The figure was quickly parroted by the local media instantly sent out via Twitter and then followed up by news reports. But where exactly did that figure come from? No one seemed to know.

According to Cara Katterhagen speaking on behalf of CEMA (Sampson was in a course all day and unavailable for comment) the figure is a "guesstimate" from the parks department. Actual figures won’t be known until the city can access the site and determine the state of the park.

According the Katterhagen "there are some things we know are going to be damaged for instance the grass is dead the tents have killed the grass we have to replace that sod. So we know there’s going to be a cost there."

The other cost is repairing freshly painted polls. "If you’ve been down to Olympic Plaza you’ve seen posters and banners and that sort of thing hanging from all surfaces. A lot of those surfaces were painted this year. And the tape is peeling the paint off."

The other cost comes from a heater in the washrooms that was allegedly kicked in.

CEMA is relying on information passed on from the parks department. When asked if there was someone from parks that would be able to offer a more in-depth rundown of the damage Katterhagen said "quite honestly I don’t think we have more in-depth information at this point." Both she and Sampson were in the same meeting when the information was passed down.

On October 28 at about 2 p.m. Olympic Plaza was relatively quiet. Protesters sat out front of their tents or grabbed a bite to eat at the communal eating area. All of them were baffled by the damage claims. There were no posters taped to any poles (there was red tape wrapped around one pole in the plaza but no one knew if that had been there prior to the occupation) and the grass around and under the tents appeared in good shape (though I’m not a landscaper by any stretch of the imagination). The most damaged grass in the park was well away from the tents. Although I didn’t gain access to the women’s washroon there appeared to be no damage to the heaters in the men’s room unles you count some slightly bent vents.
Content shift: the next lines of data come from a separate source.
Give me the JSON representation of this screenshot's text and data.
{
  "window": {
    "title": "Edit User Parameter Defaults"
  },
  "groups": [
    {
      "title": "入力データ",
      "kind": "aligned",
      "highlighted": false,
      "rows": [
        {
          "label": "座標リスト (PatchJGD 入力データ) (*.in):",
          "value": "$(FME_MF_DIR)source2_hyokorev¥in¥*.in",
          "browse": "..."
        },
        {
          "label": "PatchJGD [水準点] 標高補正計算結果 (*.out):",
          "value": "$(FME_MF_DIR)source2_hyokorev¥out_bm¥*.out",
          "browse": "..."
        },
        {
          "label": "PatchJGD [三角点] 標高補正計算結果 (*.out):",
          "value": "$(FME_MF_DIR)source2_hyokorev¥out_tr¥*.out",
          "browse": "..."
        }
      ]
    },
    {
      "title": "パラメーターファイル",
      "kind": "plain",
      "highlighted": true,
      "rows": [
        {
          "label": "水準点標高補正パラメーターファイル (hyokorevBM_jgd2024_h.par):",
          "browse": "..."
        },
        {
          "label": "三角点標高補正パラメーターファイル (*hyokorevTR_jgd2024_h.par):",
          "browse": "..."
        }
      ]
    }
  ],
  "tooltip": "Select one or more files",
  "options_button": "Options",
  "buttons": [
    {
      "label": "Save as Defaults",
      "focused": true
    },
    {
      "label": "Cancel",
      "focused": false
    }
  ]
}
There simply did not appear to be any damage to the area around the campers. It is also impossible to differentiate between regular wear and tear and anything that might have occured due to the occupation.

Occupy Calgary participants questioned how they could be held accountable for damage done to a public park open to any and all. They also questioned the motives of CEMA and the city who are they say are actively trying to evict them from the plaza.

In addition despite claims that the tents have not moved for two weeks the protesters say they were moved recently to accomodate parks crews who were cleaning up the plaza.

The city does not keep records on the cost of events in the plaza or in other city parks so a comparison with other damage claims is impossible. "Basically that’s taken into account in the permitting process" says Katterhagen. "So if there’s an event for instance that requires additional resources — if they need power if they need running water those sorts of things — those costs are taken into account in the permitting process and that’s done ahead of time."

If there are additional costs the responsibility for paying that falls to the event organizer either through direct payment or through event insurance.

This means there is no direct comparison between the damage done to the plaza at another event say Sled Island or Fiestaval and what has allegedly occured during Occupy Calgary.

Katterhagen says the main difference between an organized event and the Occupy Calgary camp is that mitigating factors are put in place for anticipated damage and the events are usually of a shorter duration.

Although the grass appears to be damaged in other areas of the park where there are no tents (see pictures) if there was damage to the grass at least one local landscapere believes the costs could be high.

"It would be hard to determine without seeing the site but typically sod repairs could be anywhere from $5000 to $15000 per square foot depending on the access and the use of machines" says Aaron Lauritsen of GLI Landscaping.

"I would suggest and I’m no fan of city hall to be honest with you but I would suggest that it might even be higher than $40000 to do that work."

Lingering questions remain: why did the city rush out a number without any information to back it up? Should there a cost to democractic protest? Why did the media not question the damage claim? And can the city back up its claims with proof that damage was done by the protesters as opposed to general wear and tear?